[Collection entries]
⟨
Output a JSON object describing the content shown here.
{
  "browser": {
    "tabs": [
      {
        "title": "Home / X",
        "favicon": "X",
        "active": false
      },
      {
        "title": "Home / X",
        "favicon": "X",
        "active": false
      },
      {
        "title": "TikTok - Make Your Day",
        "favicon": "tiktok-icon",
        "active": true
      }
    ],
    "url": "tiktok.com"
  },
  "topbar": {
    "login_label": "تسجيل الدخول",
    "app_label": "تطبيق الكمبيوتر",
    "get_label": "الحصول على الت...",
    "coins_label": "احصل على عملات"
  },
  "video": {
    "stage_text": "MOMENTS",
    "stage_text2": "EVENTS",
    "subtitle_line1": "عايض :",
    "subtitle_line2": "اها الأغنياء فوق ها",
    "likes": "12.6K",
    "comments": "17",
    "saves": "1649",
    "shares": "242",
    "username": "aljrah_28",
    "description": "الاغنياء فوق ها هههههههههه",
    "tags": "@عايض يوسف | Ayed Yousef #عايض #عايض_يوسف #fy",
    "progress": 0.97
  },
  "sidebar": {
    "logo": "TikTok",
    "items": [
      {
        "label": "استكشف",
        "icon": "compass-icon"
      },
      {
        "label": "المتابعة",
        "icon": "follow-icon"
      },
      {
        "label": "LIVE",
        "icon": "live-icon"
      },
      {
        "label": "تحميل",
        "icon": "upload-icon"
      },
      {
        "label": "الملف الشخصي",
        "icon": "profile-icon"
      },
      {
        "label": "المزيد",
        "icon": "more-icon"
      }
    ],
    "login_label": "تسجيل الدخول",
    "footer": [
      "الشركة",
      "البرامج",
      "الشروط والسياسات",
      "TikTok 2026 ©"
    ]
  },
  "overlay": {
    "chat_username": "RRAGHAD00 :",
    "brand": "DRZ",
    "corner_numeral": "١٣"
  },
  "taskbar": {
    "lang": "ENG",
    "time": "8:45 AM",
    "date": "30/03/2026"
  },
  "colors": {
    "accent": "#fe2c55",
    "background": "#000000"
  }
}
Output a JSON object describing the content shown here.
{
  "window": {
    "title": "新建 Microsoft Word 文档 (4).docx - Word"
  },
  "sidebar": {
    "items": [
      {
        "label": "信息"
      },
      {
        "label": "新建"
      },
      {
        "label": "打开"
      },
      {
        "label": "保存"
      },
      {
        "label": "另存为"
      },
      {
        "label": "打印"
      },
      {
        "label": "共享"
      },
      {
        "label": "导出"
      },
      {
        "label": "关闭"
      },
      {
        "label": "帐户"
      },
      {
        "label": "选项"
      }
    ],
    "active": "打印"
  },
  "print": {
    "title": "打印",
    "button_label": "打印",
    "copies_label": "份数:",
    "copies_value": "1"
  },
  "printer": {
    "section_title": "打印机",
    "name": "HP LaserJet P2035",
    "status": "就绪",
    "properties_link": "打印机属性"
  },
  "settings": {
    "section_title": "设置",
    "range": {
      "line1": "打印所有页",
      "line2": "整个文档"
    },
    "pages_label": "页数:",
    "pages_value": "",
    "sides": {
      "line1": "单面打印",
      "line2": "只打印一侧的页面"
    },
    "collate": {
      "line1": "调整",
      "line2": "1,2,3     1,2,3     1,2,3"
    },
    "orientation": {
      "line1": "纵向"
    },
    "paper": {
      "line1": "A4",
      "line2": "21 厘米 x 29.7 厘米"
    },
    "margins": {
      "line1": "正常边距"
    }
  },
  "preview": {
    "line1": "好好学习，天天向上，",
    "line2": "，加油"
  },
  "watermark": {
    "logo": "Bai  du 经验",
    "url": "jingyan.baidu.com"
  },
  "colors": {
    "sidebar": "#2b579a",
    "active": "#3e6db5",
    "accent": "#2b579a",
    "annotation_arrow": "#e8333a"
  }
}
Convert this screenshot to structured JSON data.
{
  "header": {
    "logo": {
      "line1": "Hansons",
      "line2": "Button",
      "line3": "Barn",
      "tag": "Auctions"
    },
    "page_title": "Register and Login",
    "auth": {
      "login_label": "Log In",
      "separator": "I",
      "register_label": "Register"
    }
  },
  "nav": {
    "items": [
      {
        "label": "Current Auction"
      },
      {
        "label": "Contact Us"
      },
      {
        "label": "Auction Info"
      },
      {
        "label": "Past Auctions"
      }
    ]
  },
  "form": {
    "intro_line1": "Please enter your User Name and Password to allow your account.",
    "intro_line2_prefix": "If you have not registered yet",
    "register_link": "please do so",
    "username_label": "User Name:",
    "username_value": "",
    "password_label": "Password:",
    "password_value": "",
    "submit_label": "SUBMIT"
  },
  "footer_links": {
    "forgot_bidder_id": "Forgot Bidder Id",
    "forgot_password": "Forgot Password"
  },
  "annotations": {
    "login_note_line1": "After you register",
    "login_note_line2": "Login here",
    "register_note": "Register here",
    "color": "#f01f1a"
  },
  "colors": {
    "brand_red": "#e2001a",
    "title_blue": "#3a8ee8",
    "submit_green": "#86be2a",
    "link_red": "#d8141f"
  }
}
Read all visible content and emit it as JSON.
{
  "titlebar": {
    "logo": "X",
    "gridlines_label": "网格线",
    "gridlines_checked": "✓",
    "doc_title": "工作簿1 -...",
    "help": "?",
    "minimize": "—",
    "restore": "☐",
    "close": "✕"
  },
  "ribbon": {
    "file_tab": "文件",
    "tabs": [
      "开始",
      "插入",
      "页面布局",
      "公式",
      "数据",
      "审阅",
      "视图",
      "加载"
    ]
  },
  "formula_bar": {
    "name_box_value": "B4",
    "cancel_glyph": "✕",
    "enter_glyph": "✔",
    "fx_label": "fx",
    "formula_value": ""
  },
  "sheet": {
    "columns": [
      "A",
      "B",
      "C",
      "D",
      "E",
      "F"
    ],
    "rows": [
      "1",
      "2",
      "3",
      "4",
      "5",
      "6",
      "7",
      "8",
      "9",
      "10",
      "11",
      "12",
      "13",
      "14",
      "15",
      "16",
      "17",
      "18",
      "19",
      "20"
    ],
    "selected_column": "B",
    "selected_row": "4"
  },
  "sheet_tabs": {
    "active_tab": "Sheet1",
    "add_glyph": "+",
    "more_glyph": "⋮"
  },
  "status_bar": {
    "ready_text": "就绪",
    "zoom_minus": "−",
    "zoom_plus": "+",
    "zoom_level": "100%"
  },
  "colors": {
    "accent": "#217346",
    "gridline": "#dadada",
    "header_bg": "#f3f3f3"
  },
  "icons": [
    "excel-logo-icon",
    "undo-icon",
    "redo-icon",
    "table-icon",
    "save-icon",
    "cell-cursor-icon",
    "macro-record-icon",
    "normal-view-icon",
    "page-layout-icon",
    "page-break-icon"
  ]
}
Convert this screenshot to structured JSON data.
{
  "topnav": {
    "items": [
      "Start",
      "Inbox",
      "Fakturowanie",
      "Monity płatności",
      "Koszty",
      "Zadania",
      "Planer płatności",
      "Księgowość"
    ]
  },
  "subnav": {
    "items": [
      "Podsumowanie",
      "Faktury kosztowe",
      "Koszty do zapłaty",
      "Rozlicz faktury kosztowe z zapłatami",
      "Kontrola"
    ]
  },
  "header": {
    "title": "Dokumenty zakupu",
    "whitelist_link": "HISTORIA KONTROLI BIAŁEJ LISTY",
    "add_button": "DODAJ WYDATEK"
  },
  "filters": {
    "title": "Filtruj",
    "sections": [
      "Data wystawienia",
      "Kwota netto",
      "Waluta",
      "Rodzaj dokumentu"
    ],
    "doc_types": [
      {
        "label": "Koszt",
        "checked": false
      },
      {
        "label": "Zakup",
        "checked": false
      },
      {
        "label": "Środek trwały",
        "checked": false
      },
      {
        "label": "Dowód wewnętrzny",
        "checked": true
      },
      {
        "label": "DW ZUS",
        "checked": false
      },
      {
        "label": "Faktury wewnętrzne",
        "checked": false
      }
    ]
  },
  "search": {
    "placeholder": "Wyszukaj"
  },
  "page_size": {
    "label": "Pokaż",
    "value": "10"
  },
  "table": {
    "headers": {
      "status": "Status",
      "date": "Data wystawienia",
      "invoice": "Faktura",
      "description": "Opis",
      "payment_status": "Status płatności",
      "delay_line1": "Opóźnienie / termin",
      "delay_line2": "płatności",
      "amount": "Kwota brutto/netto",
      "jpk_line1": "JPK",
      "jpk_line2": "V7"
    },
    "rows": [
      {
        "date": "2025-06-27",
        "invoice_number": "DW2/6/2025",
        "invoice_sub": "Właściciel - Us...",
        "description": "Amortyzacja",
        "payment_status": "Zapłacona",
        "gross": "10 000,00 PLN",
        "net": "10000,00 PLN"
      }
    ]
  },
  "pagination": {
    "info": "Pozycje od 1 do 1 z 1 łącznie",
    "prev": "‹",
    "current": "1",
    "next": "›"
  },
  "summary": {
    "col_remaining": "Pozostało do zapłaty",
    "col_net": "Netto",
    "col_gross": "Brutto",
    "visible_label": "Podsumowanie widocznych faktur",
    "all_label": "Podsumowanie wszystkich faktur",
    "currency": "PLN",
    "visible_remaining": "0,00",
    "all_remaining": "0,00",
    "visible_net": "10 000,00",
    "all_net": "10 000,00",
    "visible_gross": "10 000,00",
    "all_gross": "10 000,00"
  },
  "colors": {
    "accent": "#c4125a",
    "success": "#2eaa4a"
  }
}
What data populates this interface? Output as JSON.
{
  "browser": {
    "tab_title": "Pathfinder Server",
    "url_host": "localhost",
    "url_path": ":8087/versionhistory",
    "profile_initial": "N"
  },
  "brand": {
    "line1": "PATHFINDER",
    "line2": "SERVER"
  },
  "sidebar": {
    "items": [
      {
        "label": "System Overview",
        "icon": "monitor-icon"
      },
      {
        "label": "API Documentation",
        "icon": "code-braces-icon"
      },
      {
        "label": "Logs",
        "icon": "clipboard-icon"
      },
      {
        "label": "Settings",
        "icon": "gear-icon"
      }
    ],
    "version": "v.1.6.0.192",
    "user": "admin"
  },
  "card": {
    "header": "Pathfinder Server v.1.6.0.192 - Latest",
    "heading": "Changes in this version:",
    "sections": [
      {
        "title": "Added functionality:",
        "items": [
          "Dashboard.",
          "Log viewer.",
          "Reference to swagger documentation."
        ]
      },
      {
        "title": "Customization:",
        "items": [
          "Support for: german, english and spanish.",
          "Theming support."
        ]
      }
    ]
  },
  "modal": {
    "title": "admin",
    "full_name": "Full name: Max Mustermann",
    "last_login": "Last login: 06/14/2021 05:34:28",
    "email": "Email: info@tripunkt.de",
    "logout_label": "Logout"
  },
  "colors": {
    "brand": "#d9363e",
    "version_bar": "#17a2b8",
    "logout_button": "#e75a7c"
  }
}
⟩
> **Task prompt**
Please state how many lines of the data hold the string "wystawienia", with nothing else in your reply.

> **Worked solution**
2